There are a number of small Tropical American prehensile-tailed, tree-dwelling pit vipers, but many of them have small distributions and are very rare. This species is found all the way from southern Mexico well into South America and is one of the more likely tropical American vipers to be seen in captivity, where it breeds well. Its name comes from the pointy scales above its eyes. It is famous for its many color phases. Orange ones are especially popular in zoos.

Read More

Central American fer-de-lance

By

One of the most infamous of the world’s venomous snakes, this species is the leading snakebite species in its habitat. It is found from southern Mexico down to Northern South America. Like rattlesnakes, cottonmouths, and copperheads, it is a pit viper, equipped with heat sensing organs in a cavity between their eyes and nostrils. Females grow much larger than males, weighing more than ten pounds, and have bigger heads and longer fangs. The haemotoxic venom causes severe tissue damage, and many fatalities have been recorded.

Read More

Crevice spiny lizard

By

There are more than ninety species in the genus Sceloporus, many of them familiar as “Blue-bellies”, “Swifts”, and “Fence Lizards”. In the same family as “Horned Toads”, they are found across through much of the US, Mexico, and Central America. This species is found throughout in the Chihuahuan Desert, on both sides of the border in Texas, New Mexico, Chihuahua and Coahuila. Its name honors Joel Poinsett, amateur scientist and first US minister to Mexico (1825-1830) after whom the Poinsettia is also named.

Read More

Madagascar giant day gecko

By

Most of the more than 2,000 species of geckos are nocturnal. Many are colored like bark, or in earth tones. In contrast, as their name implies, the 40 or so species of day geckos of the Indian Ocean are diurnal, and include some of the most brilliantly colored of the world’s reptiles. Instead of the cat-like slitted pupils of other geckos, they have round ones, giving them a “friendly” expression. The “Geico Gecko” in commercials is a day gecko. While some species are almost extinct, this one is abundant and often bred in zoos and private collections.

Read More

Warty chameleon

By

Another very large chameleon of Madagascar, this lizard is slightly smaller than the very similar Oustalet’s chameleon, and differs in having fewer spikes in the crest on its back. It is also found higher up in trees.

Read More

Oustalet’s chameleon

By

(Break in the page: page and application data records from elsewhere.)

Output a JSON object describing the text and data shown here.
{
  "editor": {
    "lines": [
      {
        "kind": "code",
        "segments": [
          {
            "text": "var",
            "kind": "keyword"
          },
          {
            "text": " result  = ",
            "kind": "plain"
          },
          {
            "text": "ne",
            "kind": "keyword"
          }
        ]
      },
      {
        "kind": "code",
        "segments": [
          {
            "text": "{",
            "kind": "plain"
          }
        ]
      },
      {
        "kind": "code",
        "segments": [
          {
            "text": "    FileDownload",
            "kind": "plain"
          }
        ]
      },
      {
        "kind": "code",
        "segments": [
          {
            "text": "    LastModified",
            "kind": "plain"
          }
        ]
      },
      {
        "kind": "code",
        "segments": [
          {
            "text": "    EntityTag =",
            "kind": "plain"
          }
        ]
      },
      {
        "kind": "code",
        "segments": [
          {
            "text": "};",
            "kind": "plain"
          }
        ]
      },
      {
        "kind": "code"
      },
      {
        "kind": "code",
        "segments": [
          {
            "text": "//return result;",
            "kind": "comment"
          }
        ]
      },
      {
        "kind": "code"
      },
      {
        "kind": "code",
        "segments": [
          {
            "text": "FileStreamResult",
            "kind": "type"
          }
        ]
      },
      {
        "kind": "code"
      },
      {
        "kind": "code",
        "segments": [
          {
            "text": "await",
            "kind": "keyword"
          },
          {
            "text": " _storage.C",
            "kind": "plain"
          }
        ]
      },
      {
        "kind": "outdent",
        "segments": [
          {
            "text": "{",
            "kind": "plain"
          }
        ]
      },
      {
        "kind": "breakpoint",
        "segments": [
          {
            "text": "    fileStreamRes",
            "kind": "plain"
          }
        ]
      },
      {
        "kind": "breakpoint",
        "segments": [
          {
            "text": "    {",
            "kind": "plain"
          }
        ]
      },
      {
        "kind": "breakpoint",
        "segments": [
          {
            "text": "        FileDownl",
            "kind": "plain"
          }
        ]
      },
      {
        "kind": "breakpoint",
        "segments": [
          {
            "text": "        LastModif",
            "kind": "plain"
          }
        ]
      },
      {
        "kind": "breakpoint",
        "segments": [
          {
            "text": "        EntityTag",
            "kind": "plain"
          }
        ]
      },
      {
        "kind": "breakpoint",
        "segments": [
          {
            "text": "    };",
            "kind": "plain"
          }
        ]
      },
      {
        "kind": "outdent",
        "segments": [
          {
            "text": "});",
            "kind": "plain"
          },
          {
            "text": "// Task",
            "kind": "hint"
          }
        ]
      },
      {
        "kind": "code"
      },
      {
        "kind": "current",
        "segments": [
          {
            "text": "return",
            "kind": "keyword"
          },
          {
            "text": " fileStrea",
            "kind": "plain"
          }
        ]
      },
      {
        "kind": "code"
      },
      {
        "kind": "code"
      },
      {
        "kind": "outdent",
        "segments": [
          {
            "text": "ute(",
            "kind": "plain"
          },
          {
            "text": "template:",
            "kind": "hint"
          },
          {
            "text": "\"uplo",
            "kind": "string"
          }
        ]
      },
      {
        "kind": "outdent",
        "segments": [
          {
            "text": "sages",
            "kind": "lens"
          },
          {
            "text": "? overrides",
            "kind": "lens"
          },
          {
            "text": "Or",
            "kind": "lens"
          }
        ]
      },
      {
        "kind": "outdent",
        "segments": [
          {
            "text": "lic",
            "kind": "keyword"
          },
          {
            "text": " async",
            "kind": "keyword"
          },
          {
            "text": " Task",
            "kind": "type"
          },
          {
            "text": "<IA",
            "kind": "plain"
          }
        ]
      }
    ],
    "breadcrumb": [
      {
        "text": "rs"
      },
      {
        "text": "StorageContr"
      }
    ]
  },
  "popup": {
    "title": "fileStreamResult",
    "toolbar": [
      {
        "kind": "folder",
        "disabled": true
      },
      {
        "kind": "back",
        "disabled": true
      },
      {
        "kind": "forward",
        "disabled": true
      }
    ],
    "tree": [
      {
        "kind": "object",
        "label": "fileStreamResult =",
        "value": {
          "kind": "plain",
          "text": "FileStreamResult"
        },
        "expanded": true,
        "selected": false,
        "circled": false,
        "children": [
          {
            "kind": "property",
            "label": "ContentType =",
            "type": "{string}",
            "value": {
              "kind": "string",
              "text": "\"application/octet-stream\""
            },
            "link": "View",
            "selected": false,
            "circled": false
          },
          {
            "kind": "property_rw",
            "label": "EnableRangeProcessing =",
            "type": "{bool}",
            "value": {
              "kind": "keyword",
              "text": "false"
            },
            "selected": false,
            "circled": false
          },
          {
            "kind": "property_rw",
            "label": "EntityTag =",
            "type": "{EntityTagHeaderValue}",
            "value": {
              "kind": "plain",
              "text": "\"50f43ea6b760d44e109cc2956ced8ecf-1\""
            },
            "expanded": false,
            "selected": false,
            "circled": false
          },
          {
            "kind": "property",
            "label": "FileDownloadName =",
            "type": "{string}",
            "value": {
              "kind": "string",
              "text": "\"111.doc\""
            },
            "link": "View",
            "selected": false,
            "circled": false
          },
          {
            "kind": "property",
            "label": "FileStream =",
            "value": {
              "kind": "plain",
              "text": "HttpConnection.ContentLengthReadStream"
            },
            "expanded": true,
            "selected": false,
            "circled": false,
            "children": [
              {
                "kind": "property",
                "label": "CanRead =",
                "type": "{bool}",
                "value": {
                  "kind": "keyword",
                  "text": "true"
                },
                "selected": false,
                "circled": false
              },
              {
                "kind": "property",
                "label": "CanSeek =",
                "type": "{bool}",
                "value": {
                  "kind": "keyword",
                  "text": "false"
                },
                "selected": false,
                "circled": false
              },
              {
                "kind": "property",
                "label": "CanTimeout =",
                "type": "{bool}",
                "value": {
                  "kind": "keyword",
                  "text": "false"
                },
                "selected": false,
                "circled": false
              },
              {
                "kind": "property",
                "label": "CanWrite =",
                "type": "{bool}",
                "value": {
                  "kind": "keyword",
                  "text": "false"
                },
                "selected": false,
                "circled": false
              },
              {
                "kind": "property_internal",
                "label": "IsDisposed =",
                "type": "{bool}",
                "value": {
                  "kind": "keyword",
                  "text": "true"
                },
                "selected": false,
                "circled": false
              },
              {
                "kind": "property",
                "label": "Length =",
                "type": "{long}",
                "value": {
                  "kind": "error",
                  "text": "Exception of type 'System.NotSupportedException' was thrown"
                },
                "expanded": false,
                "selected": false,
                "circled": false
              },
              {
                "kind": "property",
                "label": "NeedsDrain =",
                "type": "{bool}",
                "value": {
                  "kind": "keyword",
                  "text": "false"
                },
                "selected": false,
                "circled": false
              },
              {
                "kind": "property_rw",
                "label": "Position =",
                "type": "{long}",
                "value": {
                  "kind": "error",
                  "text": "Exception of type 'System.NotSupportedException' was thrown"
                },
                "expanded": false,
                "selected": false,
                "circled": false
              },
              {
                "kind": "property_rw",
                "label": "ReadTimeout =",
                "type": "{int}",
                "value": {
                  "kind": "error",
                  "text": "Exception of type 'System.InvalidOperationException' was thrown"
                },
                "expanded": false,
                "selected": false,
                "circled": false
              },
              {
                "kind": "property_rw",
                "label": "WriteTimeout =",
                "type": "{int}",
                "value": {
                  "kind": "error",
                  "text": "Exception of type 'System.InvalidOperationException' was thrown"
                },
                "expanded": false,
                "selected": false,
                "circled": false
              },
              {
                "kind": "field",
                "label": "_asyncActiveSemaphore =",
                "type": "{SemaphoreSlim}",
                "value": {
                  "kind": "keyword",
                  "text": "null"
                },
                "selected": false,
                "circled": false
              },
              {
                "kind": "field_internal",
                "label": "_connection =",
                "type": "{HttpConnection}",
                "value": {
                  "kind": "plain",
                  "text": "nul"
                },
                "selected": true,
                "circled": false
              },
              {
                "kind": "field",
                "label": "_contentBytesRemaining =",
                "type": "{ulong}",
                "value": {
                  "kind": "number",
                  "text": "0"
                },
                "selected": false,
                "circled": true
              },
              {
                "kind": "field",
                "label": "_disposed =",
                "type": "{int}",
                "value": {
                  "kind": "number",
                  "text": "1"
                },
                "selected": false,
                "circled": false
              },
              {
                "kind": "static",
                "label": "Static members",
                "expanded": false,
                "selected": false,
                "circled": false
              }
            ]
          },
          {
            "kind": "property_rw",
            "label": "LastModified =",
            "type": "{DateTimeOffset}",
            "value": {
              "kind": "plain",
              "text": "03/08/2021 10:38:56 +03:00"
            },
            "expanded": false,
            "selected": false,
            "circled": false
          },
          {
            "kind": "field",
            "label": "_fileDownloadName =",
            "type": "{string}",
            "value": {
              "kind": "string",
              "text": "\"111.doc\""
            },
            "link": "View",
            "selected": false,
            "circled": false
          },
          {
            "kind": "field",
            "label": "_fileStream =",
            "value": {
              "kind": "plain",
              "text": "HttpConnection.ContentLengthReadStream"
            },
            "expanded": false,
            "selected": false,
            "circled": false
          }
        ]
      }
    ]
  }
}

Reaching 27 inches in length, this is the biggest species of chameleon. Along with insects, it eats small birds and mammals. Like other chameleons it shoots out its tongue with tremendous force to capture prey. It has a wide range in Madagascar.

Read More